> [What the task asks]
State how many lines in the listing contain the string "status", and add nothing to that number.

· · ·

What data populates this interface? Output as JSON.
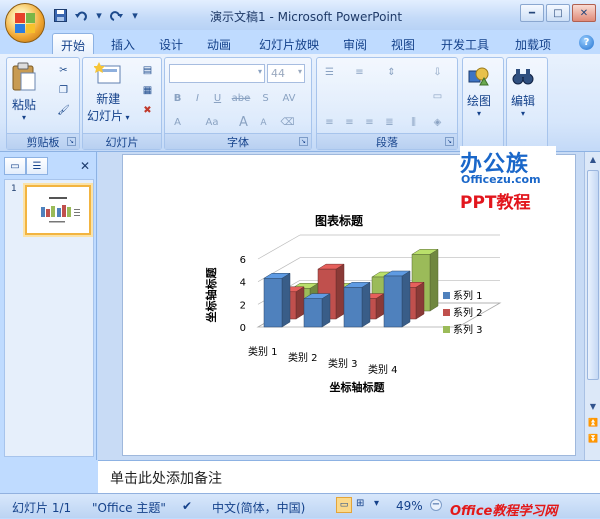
{
  "window": {
    "title": "演示文稿1 - Microsoft PowerPoint",
    "minimize_icon": "minimize-icon",
    "maximize_icon": "maximize-icon",
    "close_icon": "close-icon"
  },
  "quick_access": [
    "save-icon",
    "undo-icon",
    "redo-icon",
    "customize-icon"
  ],
  "tabs": [
    "开始",
    "插入",
    "设计",
    "动画",
    "幻灯片放映",
    "审阅",
    "视图",
    "开发工具",
    "加载项"
  ],
  "active_tab": "开始",
  "ribbon": {
    "clipboard": {
      "label": "剪贴板",
      "paste": "粘贴"
    },
    "slides": {
      "label": "幻灯片",
      "new_slide_1": "新建",
      "new_slide_2": "幻灯片"
    },
    "font": {
      "label": "字体",
      "size": "44",
      "buttons": [
        "B",
        "I",
        "U",
        "abe",
        "S",
        "AV",
        "A",
        "Aa",
        "A",
        "A"
      ]
    },
    "paragraph": {
      "label": "段落"
    },
    "drawing": {
      "label": "绘图"
    },
    "editing": {
      "label": "编辑"
    }
  },
  "slide_panel": {
    "slide_number": "1"
  },
  "chart_data": {
    "type": "bar",
    "title": "图表标题",
    "xlabel": "坐标轴标题",
    "ylabel": "坐标轴标题",
    "categories": [
      "类别 1",
      "类别 2",
      "类别 3",
      "类别 4"
    ],
    "series": [
      {
        "name": "系列 1",
        "values": [
          4.3,
          2.5,
          3.5,
          4.5
        ],
        "color": "#4f81bd"
      },
      {
        "name": "系列 2",
        "values": [
          2.4,
          4.4,
          1.8,
          2.8
        ],
        "color": "#c0504d"
      },
      {
        "name": "系列 3",
        "values": [
          2,
          2,
          3,
          5
        ],
        "color": "#9bbb59"
      }
    ],
    "ylim": [
      0,
      6
    ],
    "yticks": [
      "0",
      "2",
      "4",
      "6"
    ],
    "legend": "right",
    "grid": true
  },
  "notes": {
    "placeholder": "单击此处添加备注"
  },
  "status": {
    "slide_info": "幻灯片 1/1",
    "theme": "\"Office 主题\"",
    "language": "中文(简体，中国)",
    "zoom": "49%"
  },
  "branding": {
    "line1": "办公族",
    "line2": "Officezu.com",
    "line3": "PPT教程"
  },
  "watermark": {
    "text": "Office教程学习网"
  }
}
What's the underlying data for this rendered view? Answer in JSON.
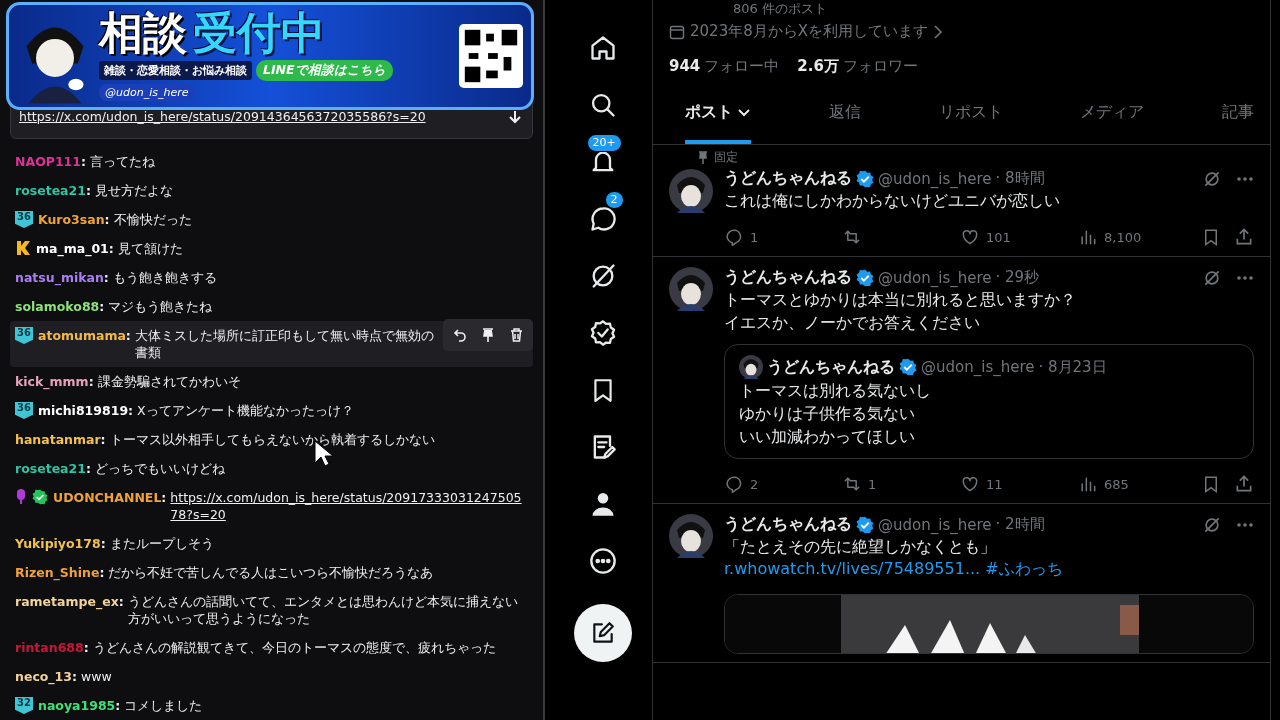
{
  "banner": {
    "title_a": "相談",
    "title_b": "受付中",
    "topics": "雑談・恋愛相談・お悩み相談",
    "line_button": "LINEで相談はこちら",
    "handle": "@udon_is_here"
  },
  "chat": {
    "pinned_link": "https://x.com/udon_is_here/status/2091436456372035586?s=20",
    "messages": [
      {
        "user": "NAOP111",
        "sep": ":",
        "color": "#e0309a",
        "text": "言ってたね",
        "kind": "text",
        "hovered": false
      },
      {
        "user": "rosetea21",
        "sep": ":",
        "color": "#2fc4a6",
        "text": "見せ方だよな",
        "kind": "text",
        "hovered": false
      },
      {
        "user": "Kuro3san",
        "sep": ":",
        "color": "#f0a23a",
        "badges": [
          {
            "kind": "sub",
            "label": "36"
          }
        ],
        "text": "不愉快だった",
        "kind": "text",
        "hovered": false
      },
      {
        "user": "ma_ma_01",
        "sep": ":",
        "color": "#ffffff",
        "badges": [
          {
            "kind": "k"
          }
        ],
        "text": "見て頷けた",
        "kind": "text",
        "hovered": false
      },
      {
        "user": "natsu_mikan",
        "sep": ":",
        "color": "#a97ff0",
        "text": "もう飽き飽きする",
        "kind": "text",
        "hovered": false
      },
      {
        "user": "solamoko88",
        "sep": ":",
        "color": "#8ee07a",
        "text": "マジもう飽きたね",
        "kind": "text",
        "hovered": false
      },
      {
        "user": "atomumama",
        "sep": ":",
        "color": "#f2b84b",
        "badges": [
          {
            "kind": "sub",
            "label": "36"
          }
        ],
        "text": "大体ミスした場所に訂正印もして無い時点で無効の書類",
        "kind": "text",
        "hovered": true
      },
      {
        "user": "kick_mmm",
        "sep": ":",
        "color": "#e8a0b8",
        "text": "課金勢騙されてかわいそ",
        "kind": "text",
        "hovered": false
      },
      {
        "user": "michi819819",
        "sep": ":",
        "color": "#ffffff",
        "badges": [
          {
            "kind": "sub",
            "label": "36"
          }
        ],
        "text": "Xってアンケート機能なかったっけ？",
        "kind": "text",
        "hovered": false
      },
      {
        "user": "hanatanmar",
        "sep": ":",
        "color": "#f2c14e",
        "text": "トーマス以外相手してもらえないから執着するしかない",
        "kind": "text",
        "hovered": false
      },
      {
        "user": "rosetea21",
        "sep": ":",
        "color": "#2fc4a6",
        "text": "どっちでもいいけどね",
        "kind": "text",
        "hovered": false
      },
      {
        "user": "UDONCHANNEL",
        "sep": ":",
        "color": "#f0a23a",
        "badges": [
          {
            "kind": "mic"
          },
          {
            "kind": "verified"
          }
        ],
        "text": "https://x.com/udon_is_here/status/2091733303124750578?s=20",
        "kind": "link",
        "hovered": false
      },
      {
        "user": "Yukipiyo178",
        "sep": ":",
        "color": "#f2c14e",
        "text": "またループしそう",
        "kind": "text",
        "hovered": false
      },
      {
        "user": "Rizen_Shine",
        "sep": ":",
        "color": "#f0a23a",
        "text": "だから不妊で苦しんでる人はこいつら不愉快だろうなあ",
        "kind": "text",
        "hovered": false
      },
      {
        "user": "rametampe_ex",
        "sep": ":",
        "color": "#f2d49a",
        "text": "うどんさんの話聞いてて、エンタメとは思わんけど本気に捕えない方がいいって思うようになった",
        "kind": "text",
        "hovered": false
      },
      {
        "user": "rintan688",
        "sep": ":",
        "color": "#c8163a",
        "text": "うどんさんの解説観てきて、今日のトーマスの態度で、疲れちゃった",
        "kind": "text",
        "hovered": false
      },
      {
        "user": "neco_13",
        "sep": ":",
        "color": "#f2d49a",
        "text": "www",
        "kind": "text",
        "hovered": false
      },
      {
        "user": "naoya1985",
        "sep": ":",
        "color": "#3ee07a",
        "badges": [
          {
            "kind": "sub",
            "label": "32"
          }
        ],
        "text": "コメしました",
        "kind": "text",
        "hovered": false
      }
    ]
  },
  "sidebar": {
    "items": [
      {
        "kind": "home"
      },
      {
        "kind": "search"
      },
      {
        "kind": "bell",
        "badge": "20+"
      },
      {
        "kind": "chat",
        "badge": "2"
      },
      {
        "kind": "grok"
      },
      {
        "kind": "verified"
      },
      {
        "kind": "bookmark"
      },
      {
        "kind": "article"
      },
      {
        "kind": "profile"
      },
      {
        "kind": "more"
      },
      {
        "kind": "compose"
      }
    ]
  },
  "profile": {
    "post_count": "806 件のポスト",
    "joined": "2023年8月からXを利用しています",
    "following_count": "944",
    "following_label": "フォロー中",
    "followers_count": "2.6万",
    "followers_label": "フォロワー"
  },
  "tabs": [
    {
      "label": "ポスト",
      "selected": true
    },
    {
      "label": "返信",
      "selected": false
    },
    {
      "label": "リポスト",
      "selected": false
    },
    {
      "label": "メディア",
      "selected": false
    },
    {
      "label": "記事",
      "selected": false
    }
  ],
  "posts": [
    {
      "pinned_label": "固定",
      "name": "うどんちゃんねる",
      "handle": "@udon_is_here",
      "time": "· 8時間",
      "lines": [
        "これは俺にしかわからないけどユニバが恋しい"
      ],
      "stats": [
        {
          "kind": "reply",
          "count": "1"
        },
        {
          "kind": "repost"
        },
        {
          "kind": "like",
          "count": "101"
        },
        {
          "kind": "views",
          "count": "8,100"
        }
      ]
    },
    {
      "name": "うどんちゃんねる",
      "handle": "@udon_is_here",
      "time": "· 29秒",
      "lines": [
        "トーマスとゆかりは本当に別れると思いますか？",
        "イエスか、ノーかでお答えください"
      ],
      "quote": {
        "name": "うどんちゃんねる",
        "handle": "@udon_is_here",
        "time": "· 8月23日",
        "lines": [
          "トーマスは別れる気ないし",
          "ゆかりは子供作る気ない",
          "いい加減わかってほしい"
        ]
      },
      "stats": [
        {
          "kind": "reply",
          "count": "2"
        },
        {
          "kind": "repost",
          "count": "1"
        },
        {
          "kind": "like",
          "count": "11"
        },
        {
          "kind": "views",
          "count": "685"
        }
      ]
    },
    {
      "name": "うどんちゃんねる",
      "handle": "@udon_is_here",
      "time": "· 2時間",
      "lines": [
        "「たとえその先に絶望しかなくとも」"
      ],
      "link": "r.whowatch.tv/lives/75489551...",
      "hashtag": "#ふわっち",
      "media": {
        "kind": "picture"
      }
    }
  ]
}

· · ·

> [Output]
3